• **Task statement**: The word to look for is "Helyesbített". Report every line of the entries below that has it.

• **Collected data entries**:
###

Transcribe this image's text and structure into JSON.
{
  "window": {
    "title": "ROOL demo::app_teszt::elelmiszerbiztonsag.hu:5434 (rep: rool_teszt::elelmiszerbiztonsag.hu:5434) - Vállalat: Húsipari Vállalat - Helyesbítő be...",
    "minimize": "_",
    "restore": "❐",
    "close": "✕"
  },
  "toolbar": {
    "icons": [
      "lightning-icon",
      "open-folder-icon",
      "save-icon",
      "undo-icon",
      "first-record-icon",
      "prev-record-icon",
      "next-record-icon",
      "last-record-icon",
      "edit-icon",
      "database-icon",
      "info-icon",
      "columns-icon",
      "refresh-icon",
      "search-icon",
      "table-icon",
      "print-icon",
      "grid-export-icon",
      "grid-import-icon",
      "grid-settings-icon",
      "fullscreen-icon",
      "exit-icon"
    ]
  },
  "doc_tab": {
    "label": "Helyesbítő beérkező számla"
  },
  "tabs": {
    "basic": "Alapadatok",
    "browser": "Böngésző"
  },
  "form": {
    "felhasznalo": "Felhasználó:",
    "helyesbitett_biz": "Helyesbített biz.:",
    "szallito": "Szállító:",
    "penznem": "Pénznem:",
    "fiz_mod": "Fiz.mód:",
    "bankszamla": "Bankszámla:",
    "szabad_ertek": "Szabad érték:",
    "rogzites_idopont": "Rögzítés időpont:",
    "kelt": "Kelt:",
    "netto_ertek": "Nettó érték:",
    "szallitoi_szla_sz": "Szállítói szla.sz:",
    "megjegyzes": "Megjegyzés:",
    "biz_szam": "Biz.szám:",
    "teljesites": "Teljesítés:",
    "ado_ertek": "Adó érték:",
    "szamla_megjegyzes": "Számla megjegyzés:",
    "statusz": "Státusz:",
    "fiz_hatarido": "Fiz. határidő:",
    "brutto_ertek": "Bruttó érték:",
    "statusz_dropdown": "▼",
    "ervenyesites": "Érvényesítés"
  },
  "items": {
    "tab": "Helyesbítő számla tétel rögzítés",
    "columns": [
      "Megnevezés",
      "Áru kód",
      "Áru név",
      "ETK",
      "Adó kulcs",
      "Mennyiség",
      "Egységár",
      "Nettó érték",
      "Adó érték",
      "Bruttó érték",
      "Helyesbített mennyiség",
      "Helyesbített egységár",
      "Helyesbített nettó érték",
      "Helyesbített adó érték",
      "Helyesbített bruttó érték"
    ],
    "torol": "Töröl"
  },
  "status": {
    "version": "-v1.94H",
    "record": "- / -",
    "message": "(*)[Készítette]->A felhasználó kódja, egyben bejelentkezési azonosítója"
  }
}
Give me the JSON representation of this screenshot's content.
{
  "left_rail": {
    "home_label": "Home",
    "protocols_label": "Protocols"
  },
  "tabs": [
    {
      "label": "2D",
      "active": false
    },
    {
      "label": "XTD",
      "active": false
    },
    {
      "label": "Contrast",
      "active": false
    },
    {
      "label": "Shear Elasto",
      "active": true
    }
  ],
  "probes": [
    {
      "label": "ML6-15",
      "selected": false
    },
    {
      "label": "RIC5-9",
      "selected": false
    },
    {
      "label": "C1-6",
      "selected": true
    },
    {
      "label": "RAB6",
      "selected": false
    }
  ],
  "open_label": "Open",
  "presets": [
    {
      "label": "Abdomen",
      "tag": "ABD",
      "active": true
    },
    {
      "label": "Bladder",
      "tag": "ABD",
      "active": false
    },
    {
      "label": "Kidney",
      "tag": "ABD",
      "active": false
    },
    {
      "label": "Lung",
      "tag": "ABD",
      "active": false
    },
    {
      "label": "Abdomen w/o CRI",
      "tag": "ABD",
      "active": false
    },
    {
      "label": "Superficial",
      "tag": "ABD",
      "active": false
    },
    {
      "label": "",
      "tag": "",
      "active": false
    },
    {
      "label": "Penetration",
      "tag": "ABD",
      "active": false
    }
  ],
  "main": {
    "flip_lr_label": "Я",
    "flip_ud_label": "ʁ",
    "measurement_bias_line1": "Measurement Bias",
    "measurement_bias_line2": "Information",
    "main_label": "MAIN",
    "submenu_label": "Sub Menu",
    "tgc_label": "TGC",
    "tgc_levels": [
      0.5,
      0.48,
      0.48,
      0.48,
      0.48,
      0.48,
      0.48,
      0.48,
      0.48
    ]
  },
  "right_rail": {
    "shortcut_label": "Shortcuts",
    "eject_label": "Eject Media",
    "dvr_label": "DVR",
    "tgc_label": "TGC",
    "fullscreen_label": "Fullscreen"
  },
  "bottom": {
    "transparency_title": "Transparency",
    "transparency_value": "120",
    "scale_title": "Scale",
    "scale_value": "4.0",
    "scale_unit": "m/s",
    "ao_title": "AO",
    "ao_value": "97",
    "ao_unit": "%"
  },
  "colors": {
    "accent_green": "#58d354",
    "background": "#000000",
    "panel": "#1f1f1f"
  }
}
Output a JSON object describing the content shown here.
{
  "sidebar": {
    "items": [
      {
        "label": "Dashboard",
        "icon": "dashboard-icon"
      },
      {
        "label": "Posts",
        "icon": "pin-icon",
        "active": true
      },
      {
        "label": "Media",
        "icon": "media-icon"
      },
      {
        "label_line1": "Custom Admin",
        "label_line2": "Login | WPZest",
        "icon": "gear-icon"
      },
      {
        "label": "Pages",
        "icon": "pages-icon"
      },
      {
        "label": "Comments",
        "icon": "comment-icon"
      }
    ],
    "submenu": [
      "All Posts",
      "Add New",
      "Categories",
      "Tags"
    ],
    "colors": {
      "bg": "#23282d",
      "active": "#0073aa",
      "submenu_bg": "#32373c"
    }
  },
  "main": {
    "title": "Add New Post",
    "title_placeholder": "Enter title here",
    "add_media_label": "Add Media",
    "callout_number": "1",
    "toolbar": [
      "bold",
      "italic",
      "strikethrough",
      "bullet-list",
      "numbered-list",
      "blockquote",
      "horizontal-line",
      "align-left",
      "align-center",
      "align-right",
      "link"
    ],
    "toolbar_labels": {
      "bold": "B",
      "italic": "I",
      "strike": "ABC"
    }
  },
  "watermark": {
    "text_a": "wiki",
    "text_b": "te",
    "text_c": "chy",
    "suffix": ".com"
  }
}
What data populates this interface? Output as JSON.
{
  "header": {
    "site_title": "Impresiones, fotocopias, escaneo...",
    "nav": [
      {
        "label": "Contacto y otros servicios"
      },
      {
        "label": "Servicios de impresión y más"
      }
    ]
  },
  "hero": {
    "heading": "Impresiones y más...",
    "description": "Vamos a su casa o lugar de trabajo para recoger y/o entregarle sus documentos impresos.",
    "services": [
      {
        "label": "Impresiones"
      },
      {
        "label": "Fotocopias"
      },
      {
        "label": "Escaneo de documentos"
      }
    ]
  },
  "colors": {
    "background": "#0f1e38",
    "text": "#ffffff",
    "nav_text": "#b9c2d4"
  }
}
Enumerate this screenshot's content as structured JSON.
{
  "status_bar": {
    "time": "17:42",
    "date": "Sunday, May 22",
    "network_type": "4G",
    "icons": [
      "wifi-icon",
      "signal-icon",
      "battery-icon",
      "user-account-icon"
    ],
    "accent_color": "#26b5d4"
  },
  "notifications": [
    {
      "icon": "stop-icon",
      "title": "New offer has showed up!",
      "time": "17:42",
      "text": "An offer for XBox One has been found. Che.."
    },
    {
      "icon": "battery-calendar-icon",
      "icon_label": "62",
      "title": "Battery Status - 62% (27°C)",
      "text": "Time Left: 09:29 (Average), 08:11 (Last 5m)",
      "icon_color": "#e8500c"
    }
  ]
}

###

• **Answer**:
    "helyesbitett_biz": "Helyesbített biz.:",
      "Helyesbített mennyiség",
      "Helyesbített egységár",
      "Helyesbített nettó érték",
      "Helyesbített adó érték",
      "Helyesbített bruttó érték"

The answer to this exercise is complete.